# WHAT YOU SHOULD DO
Lines in the listing below containing the string "label" are to be identified and copied.

# RECORDED INFORMATION
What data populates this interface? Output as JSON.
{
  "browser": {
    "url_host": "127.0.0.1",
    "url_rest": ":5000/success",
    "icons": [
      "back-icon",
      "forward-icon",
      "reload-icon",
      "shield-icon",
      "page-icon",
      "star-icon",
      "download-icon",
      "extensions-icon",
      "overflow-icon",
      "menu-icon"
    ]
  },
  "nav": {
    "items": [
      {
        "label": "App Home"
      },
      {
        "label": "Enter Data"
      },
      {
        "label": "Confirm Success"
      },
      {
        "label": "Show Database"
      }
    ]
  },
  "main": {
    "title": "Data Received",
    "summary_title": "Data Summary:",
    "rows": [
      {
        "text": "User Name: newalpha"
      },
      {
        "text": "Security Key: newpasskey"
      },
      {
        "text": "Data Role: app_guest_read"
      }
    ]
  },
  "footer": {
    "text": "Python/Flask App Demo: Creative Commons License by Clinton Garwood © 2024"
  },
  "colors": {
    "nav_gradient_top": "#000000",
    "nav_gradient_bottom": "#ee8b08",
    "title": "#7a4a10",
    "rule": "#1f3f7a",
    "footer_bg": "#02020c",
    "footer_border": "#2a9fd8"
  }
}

# ANSWER TO THE EXERCISE
        "label": "App Home"
        "label": "Enter Data"
        "label": "Confirm Success"
        "label": "Show Database"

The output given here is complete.